### Data extracts

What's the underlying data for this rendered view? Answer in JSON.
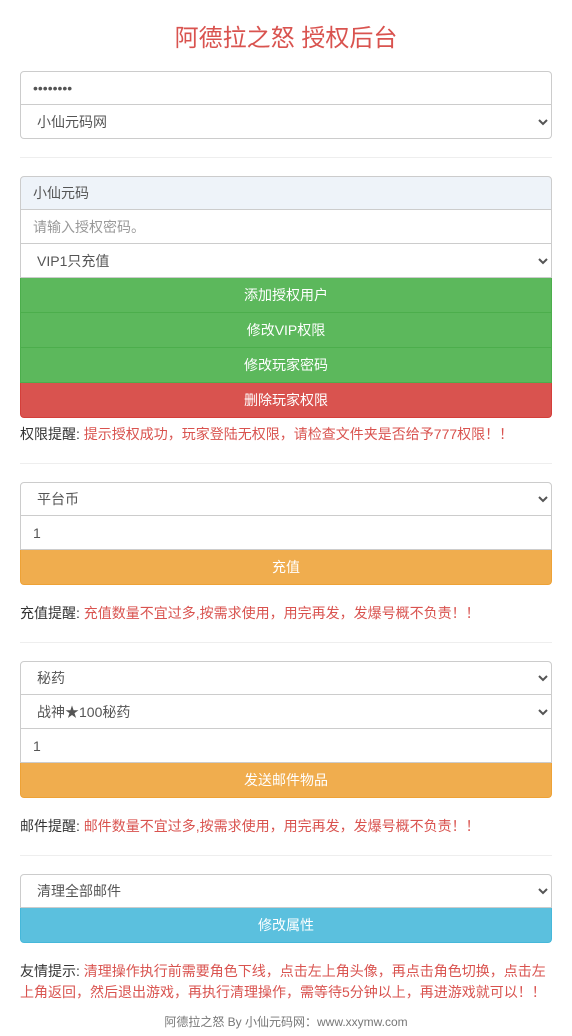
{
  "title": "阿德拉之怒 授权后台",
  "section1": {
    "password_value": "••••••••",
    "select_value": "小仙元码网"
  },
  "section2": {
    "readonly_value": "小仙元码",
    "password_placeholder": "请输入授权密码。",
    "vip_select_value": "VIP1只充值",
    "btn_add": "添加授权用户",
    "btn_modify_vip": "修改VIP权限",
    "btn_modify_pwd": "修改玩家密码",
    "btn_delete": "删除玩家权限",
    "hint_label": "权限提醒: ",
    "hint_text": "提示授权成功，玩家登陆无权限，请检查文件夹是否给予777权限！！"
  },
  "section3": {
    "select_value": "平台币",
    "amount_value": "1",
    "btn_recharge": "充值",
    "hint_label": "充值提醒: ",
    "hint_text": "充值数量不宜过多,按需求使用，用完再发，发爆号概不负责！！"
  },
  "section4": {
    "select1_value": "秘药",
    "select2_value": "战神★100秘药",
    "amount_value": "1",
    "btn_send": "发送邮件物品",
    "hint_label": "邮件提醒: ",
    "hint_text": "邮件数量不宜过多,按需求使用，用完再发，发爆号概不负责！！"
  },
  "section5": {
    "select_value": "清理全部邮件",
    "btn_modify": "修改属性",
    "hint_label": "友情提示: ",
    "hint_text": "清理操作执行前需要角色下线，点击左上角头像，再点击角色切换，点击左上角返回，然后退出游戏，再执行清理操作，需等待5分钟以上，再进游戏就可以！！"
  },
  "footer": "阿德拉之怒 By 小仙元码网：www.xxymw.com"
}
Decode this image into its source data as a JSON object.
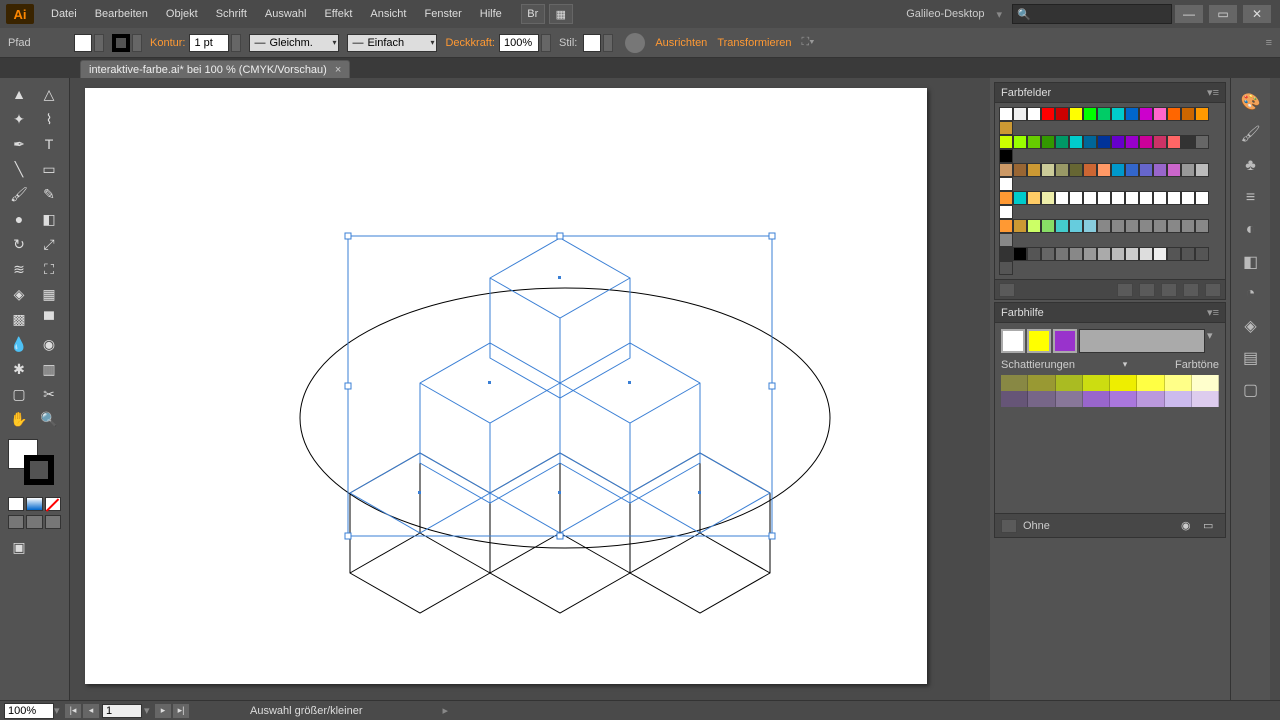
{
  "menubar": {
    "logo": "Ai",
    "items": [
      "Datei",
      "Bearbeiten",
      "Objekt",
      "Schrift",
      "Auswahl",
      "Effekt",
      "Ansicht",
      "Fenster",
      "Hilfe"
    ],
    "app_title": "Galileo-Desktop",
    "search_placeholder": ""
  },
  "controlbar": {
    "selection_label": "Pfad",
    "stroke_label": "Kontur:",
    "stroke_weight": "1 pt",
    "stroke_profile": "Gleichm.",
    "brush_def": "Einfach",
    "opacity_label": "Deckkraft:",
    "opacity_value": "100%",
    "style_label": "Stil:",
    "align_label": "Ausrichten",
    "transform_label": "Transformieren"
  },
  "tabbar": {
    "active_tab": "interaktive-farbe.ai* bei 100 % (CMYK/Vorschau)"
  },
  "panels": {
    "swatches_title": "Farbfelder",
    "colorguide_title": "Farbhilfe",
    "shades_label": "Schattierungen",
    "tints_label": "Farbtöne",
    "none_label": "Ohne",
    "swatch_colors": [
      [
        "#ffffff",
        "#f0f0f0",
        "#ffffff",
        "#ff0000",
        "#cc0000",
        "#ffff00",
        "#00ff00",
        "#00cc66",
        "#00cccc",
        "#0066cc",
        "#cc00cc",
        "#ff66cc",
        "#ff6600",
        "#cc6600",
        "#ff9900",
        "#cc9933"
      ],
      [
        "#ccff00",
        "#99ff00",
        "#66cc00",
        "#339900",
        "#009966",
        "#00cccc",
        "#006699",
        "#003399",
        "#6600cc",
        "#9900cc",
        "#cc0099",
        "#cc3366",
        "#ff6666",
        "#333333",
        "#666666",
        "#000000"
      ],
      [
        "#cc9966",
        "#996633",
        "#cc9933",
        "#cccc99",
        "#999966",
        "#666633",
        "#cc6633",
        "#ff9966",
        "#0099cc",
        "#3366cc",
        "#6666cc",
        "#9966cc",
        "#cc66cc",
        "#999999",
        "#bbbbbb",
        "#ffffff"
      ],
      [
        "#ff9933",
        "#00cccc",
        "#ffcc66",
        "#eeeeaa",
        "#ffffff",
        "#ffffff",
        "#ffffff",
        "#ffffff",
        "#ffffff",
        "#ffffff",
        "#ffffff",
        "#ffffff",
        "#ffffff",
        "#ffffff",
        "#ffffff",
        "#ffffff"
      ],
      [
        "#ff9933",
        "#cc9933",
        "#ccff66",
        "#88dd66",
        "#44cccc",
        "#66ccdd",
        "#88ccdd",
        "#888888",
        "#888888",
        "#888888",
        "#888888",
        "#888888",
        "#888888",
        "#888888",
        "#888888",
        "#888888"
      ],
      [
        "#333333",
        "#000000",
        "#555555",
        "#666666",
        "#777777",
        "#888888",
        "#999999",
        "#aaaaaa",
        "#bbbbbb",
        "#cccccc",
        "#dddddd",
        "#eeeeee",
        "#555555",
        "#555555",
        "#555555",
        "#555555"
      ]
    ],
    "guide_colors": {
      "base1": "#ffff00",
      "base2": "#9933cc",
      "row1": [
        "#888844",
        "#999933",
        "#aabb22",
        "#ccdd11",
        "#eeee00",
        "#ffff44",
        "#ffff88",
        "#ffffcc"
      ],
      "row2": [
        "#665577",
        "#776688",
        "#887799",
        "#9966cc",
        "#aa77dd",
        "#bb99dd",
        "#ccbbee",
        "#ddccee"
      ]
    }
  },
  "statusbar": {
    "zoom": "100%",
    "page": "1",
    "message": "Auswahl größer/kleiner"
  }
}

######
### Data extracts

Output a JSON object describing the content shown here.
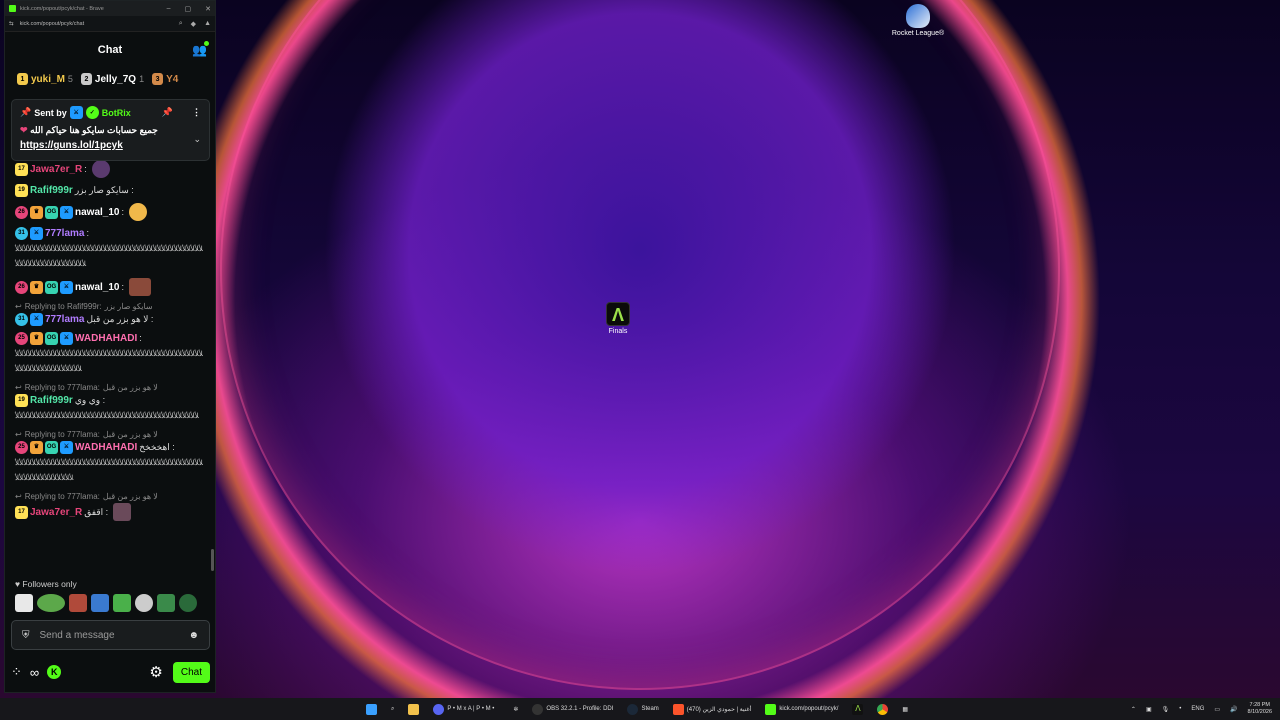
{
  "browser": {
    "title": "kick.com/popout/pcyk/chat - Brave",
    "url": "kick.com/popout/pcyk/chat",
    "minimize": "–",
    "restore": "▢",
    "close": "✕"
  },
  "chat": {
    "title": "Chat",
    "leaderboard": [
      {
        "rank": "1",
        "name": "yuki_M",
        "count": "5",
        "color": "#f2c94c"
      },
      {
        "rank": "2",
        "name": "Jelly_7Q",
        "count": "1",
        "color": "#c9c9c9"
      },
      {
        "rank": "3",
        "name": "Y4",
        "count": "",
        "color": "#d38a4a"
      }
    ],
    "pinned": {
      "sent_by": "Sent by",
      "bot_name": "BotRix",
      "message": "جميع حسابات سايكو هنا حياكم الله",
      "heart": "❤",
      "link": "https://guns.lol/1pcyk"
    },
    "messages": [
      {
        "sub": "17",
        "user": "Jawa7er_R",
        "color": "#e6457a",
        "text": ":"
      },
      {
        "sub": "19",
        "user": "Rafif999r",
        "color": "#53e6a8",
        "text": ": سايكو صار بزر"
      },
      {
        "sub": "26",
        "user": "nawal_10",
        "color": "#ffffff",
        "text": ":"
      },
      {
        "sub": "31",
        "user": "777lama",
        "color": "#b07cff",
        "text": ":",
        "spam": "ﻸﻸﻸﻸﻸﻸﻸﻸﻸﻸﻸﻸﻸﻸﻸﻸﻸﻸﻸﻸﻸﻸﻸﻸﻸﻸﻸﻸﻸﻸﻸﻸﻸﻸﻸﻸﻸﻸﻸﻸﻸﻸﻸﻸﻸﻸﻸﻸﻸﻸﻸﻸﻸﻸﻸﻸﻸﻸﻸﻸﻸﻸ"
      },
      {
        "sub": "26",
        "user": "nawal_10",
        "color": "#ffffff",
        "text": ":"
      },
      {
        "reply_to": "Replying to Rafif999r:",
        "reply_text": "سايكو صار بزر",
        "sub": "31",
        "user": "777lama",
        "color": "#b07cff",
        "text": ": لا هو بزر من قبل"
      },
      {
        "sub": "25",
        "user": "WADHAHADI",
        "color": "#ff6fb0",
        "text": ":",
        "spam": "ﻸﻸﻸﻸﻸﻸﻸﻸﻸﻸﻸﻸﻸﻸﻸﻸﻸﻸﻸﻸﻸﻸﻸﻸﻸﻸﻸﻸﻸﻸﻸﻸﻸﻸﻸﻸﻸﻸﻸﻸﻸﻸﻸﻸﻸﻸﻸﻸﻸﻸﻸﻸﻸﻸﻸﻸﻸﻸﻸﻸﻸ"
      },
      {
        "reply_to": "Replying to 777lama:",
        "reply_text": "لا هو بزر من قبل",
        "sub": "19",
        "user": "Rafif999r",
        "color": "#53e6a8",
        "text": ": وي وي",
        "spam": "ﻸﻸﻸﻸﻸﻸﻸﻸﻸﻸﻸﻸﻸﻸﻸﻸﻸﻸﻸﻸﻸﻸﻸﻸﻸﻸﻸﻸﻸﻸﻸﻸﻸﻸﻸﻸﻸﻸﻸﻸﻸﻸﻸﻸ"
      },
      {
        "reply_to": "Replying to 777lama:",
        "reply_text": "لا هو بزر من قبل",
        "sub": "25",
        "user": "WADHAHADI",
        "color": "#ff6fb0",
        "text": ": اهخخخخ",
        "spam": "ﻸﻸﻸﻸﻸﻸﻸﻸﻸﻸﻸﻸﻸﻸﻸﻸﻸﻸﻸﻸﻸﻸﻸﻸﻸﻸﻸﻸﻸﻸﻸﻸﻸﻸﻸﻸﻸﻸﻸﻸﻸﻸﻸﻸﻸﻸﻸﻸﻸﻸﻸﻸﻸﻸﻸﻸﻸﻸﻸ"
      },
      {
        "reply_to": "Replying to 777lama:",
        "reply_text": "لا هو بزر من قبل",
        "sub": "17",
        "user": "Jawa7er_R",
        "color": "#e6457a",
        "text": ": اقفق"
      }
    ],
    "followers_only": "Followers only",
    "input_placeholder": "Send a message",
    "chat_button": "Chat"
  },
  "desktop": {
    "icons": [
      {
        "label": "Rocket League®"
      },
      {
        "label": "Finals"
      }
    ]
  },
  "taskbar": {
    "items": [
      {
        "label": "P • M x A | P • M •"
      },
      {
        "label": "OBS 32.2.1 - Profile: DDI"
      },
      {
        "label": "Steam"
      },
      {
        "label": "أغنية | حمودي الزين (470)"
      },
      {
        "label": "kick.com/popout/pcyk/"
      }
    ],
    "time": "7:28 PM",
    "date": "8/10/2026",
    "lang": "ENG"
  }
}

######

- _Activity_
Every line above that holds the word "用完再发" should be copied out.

- _Exercise answer_
    "hint_text": "充值数量不宜过多,按需求使用，用完再发，发爆号概不负责！！"
    "hint_text": "邮件数量不宜过多,按需求使用，用完再发，发爆号概不负责！！"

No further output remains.